*** Data shown ***

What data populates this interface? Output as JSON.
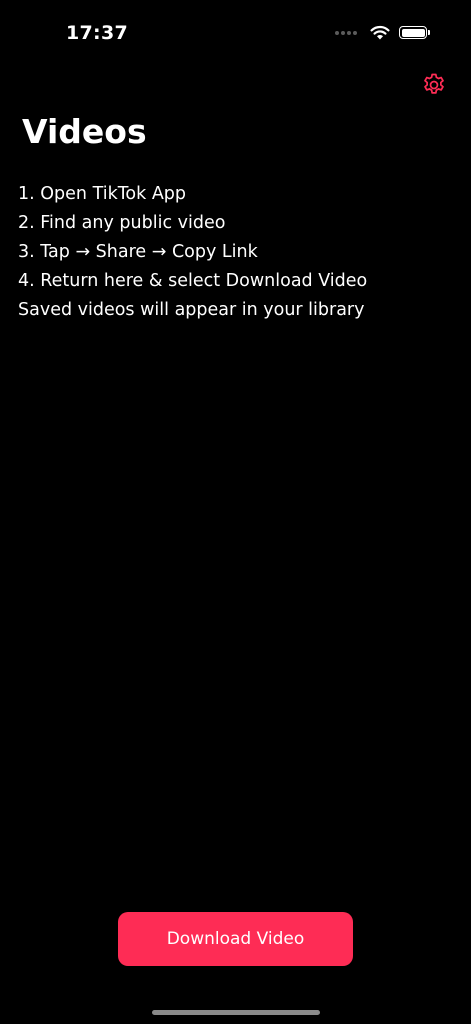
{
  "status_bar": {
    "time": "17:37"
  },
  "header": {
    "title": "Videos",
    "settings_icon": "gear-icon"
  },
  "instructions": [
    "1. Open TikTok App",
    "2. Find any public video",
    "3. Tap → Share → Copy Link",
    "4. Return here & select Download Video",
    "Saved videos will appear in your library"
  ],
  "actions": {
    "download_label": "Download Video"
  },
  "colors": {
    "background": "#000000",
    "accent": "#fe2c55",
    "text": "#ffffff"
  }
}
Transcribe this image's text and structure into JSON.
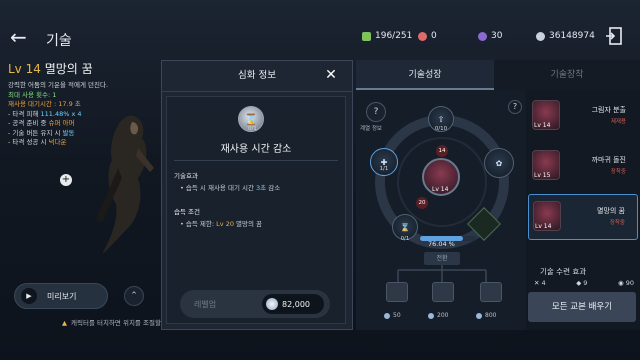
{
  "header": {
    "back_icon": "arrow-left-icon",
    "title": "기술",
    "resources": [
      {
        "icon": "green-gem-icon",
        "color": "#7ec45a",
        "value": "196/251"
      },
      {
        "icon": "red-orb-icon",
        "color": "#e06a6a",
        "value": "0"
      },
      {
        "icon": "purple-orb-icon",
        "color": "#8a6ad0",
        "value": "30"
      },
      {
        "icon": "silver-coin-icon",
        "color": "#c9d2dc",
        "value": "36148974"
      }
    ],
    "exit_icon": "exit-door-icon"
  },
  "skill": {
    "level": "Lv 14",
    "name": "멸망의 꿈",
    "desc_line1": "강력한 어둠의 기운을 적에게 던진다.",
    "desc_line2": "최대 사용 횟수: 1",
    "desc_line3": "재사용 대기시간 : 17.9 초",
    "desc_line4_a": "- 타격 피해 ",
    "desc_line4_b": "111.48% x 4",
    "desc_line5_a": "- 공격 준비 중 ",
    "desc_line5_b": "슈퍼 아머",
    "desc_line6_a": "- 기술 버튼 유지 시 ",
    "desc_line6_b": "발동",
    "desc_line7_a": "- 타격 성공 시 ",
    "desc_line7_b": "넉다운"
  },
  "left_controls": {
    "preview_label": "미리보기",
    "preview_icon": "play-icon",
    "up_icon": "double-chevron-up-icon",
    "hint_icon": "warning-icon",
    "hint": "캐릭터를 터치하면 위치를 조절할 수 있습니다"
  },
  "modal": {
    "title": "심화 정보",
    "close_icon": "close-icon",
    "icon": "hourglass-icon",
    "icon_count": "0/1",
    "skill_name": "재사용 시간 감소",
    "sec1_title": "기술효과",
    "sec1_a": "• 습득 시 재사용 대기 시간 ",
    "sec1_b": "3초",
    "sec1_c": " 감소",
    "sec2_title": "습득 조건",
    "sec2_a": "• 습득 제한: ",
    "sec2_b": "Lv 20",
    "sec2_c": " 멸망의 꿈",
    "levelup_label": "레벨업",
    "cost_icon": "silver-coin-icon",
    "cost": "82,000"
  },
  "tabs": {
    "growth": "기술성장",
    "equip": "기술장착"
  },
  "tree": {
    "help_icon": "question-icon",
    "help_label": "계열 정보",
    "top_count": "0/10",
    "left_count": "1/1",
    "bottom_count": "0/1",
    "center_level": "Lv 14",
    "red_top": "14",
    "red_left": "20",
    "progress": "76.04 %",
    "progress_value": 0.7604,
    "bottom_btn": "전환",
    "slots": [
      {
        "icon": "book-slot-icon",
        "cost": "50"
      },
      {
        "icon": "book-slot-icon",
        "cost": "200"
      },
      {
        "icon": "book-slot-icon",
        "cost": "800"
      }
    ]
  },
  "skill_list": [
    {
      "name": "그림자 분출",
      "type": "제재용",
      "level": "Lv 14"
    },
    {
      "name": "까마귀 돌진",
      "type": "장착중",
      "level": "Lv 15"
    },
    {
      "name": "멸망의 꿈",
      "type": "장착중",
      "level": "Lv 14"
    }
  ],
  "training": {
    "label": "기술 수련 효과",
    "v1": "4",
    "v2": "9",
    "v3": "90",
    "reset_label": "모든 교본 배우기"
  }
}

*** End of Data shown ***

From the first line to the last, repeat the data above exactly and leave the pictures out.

* [Expected output]:
What data populates this interface? Output as JSON.
{
  "status_bar": {
    "time": "17:37"
  },
  "header": {
    "title": "Videos",
    "settings_icon": "gear-icon"
  },
  "instructions": [
    "1. Open TikTok App",
    "2. Find any public video",
    "3. Tap → Share → Copy Link",
    "4. Return here & select Download Video",
    "Saved videos will appear in your library"
  ],
  "actions": {
    "download_label": "Download Video"
  },
  "colors": {
    "background": "#000000",
    "accent": "#fe2c55",
    "text": "#ffffff"
  }
}
Transcribe this image's text and structure into JSON.
{
  "header": {
    "back_icon": "arrow-left-icon",
    "title": "기술",
    "resources": [
      {
        "icon": "green-gem-icon",
        "color": "#7ec45a",
        "value": "196/251"
      },
      {
        "icon": "red-orb-icon",
        "color": "#e06a6a",
        "value": "0"
      },
      {
        "icon": "purple-orb-icon",
        "color": "#8a6ad0",
        "value": "30"
      },
      {
        "icon": "silver-coin-icon",
        "color": "#c9d2dc",
        "value": "36148974"
      }
    ],
    "exit_icon": "exit-door-icon"
  },
  "skill": {
    "level": "Lv 14",
    "name": "멸망의 꿈",
    "desc_line1": "강력한 어둠의 기운을 적에게 던진다.",
    "desc_line2": "최대 사용 횟수: 1",
    "desc_line3": "재사용 대기시간 : 17.9 초",
    "desc_line4_a": "- 타격 피해 ",
    "desc_line4_b": "111.48% x 4",
    "desc_line5_a": "- 공격 준비 중 ",
    "desc_line5_b": "슈퍼 아머",
    "desc_line6_a": "- 기술 버튼 유지 시 ",
    "desc_line6_b": "발동",
    "desc_line7_a": "- 타격 성공 시 ",
    "desc_line7_b": "넉다운"
  },
  "left_controls": {
    "preview_label": "미리보기",
    "preview_icon": "play-icon",
    "up_icon": "double-chevron-up-icon",
    "hint_icon": "warning-icon",
    "hint": "캐릭터를 터치하면 위치를 조절할 수 있습니다"
  },
  "modal": {
    "title": "심화 정보",
    "close_icon": "close-icon",
    "icon": "hourglass-icon",
    "icon_count": "0/1",
    "skill_name": "재사용 시간 감소",
    "sec1_title": "기술효과",
    "sec1_a": "• 습득 시 재사용 대기 시간 ",
    "sec1_b": "3초",
    "sec1_c": " 감소",
    "sec2_title": "습득 조건",
    "sec2_a": "• 습득 제한: ",
    "sec2_b": "Lv 20",
    "sec2_c": " 멸망의 꿈",
    "levelup_label": "레벨업",
    "cost_icon": "silver-coin-icon",
    "cost": "82,000"
  },
  "tabs": {
    "growth": "기술성장",
    "equip": "기술장착"
  },
  "tree": {
    "help_icon": "question-icon",
    "help_label": "계열 정보",
    "top_count": "0/10",
    "left_count": "1/1",
    "bottom_count": "0/1",
    "center_level": "Lv 14",
    "red_top": "14",
    "red_left": "20",
    "progress": "76.04 %",
    "progress_value": 0.7604,
    "bottom_btn": "전환",
    "slots": [
      {
        "icon": "book-slot-icon",
        "cost": "50"
      },
      {
        "icon": "book-slot-icon",
        "cost": "200"
      },
      {
        "icon": "book-slot-icon",
        "cost": "800"
      }
    ]
  },
  "skill_list": [
    {
      "name": "그림자 분출",
      "type": "제재용",
      "level": "Lv 14"
    },
    {
      "name": "까마귀 돌진",
      "type": "장착중",
      "level": "Lv 15"
    },
    {
      "name": "멸망의 꿈",
      "type": "장착중",
      "level": "Lv 14"
    }
  ],
  "training": {
    "label": "기술 수련 효과",
    "v1": "4",
    "v2": "9",
    "v3": "90",
    "reset_label": "모든 교본 배우기"
  }
}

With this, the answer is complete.